head shot of Ray Pethtel Ray Pethtel

BLACKSBURG, Va., July 21, 2011 – Ray Pethtel, director of the Transportation Policy Group at the Virginia Tech Transportation Institute, has been appointed interim executive director of the I-81 Corridor Coalition.  

The I-81 Coalition was founded in 2007 as a partnership between New York, Pennsylvania, Maryland, West Virginia, Virginia, and Tennessee and included local governments, metropolitan planning organizations, state transportation departments, private sector, and non-profit organizations.  The six-state partnership was developed because each of the states host a critical section of Interstate 81 and have joined together to achieve, to the greatest extent possible, a safe, efficient, environmentally sensitivity, seamless, and intermodal transportation corridor.

Among his coalition assignments, Pethtel will help build the membership and financial stability of the coalition, develop a work plan, provide leadership of the coalition’s outreach and research programs, and manage research projects involving the 855 mile interstate corridor from Canada to Tennessee. 

In addition to organizing activities, the coalition is
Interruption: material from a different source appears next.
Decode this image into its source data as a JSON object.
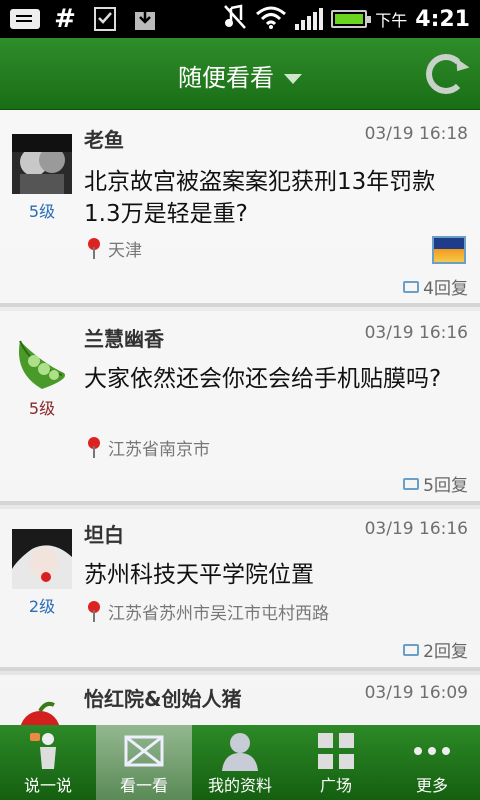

  • Hosting incident management workshops in each state to train emergency responders on the latest techniques for safely clearing  traffic crashes on the interstate highway;
  • Developing a vision plan for the Appalachia using the I-81 corridor to achieve sustainable communities and a competitive economic development in the transportation infrastructure;
  • Researching truck parking in the corridor and ways to get real-time information to truck drivers en route; and
  • Exploring ways to enhance coordination of multistate planning and communication systems.
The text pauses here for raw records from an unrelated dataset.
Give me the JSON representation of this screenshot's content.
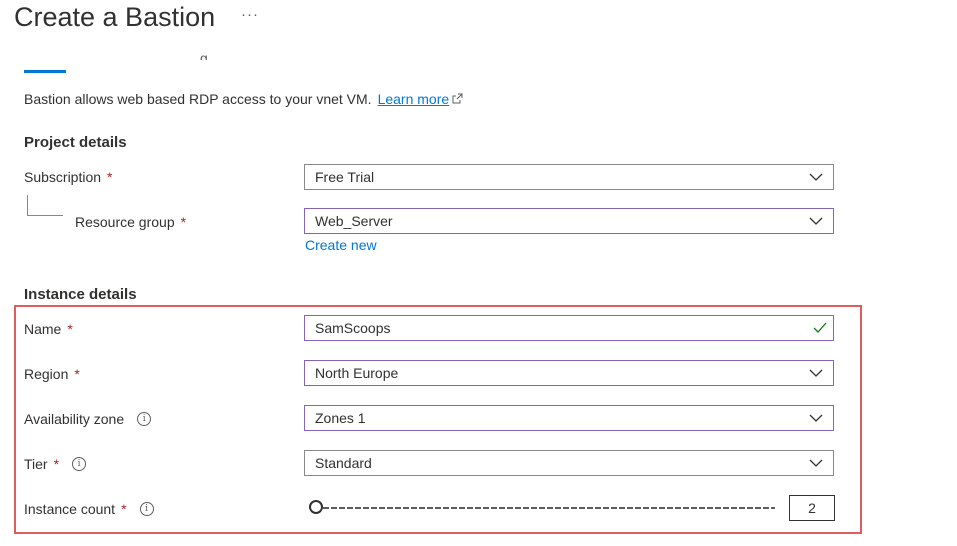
{
  "header": {
    "title": "Create a Bastion",
    "more_label": "···",
    "tab_fragment": "g"
  },
  "intro": {
    "text": "Bastion allows web based RDP access to your vnet VM.",
    "link": "Learn more"
  },
  "project": {
    "section_title": "Project details",
    "subscription": {
      "label": "Subscription",
      "value": "Free Trial"
    },
    "resource_group": {
      "label": "Resource group",
      "value": "Web_Server",
      "create_new": "Create new"
    }
  },
  "instance": {
    "section_title": "Instance details",
    "name": {
      "label": "Name",
      "value": "SamScoops"
    },
    "region": {
      "label": "Region",
      "value": "North Europe"
    },
    "zone": {
      "label": "Availability zone",
      "value": "Zones 1"
    },
    "tier": {
      "label": "Tier",
      "value": "Standard"
    },
    "count": {
      "label": "Instance count",
      "value": "2",
      "slider_fraction": 0.0
    }
  },
  "required_marker": "*",
  "colors": {
    "link": "#0078d4",
    "required": "#a4262c",
    "highlight": "#e15c5c",
    "valid_check": "#107c10"
  }
}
The coalition is governed by a 19 member steering committee chaired by Rick Rovegno, commissioner of Cumberland County, Pa. 

Pethtel has 25 years of experience in transportation policy and operations. At Virginia Tech he served as a University Transportation Fellow.  From 1986 to 1994 he was commissioner of the Virginia Department of Transportation, chairman and vice chairman of the Commonwealth Transportation Board, and the founding director of the Joint Legislative Audit and Review Commission.

Dedicated to its motto, Ut Prosim (That I May Serve), Virginia Tech takes a hands-on, engaging approach to education, preparing scholars to be leaders in their fields and communities. As the commonwealth’s most comprehensive university and its leading research institution, Virginia Tech offers 225 undergraduate and graduate degree programs to more than 31,000 students and manages a research portfolio of $496 million. The university fulfills its land-grant mission of transforming knowledge to practice through technological leadership and by fueling economic growth and job creation locally, regionally, and across Virginia.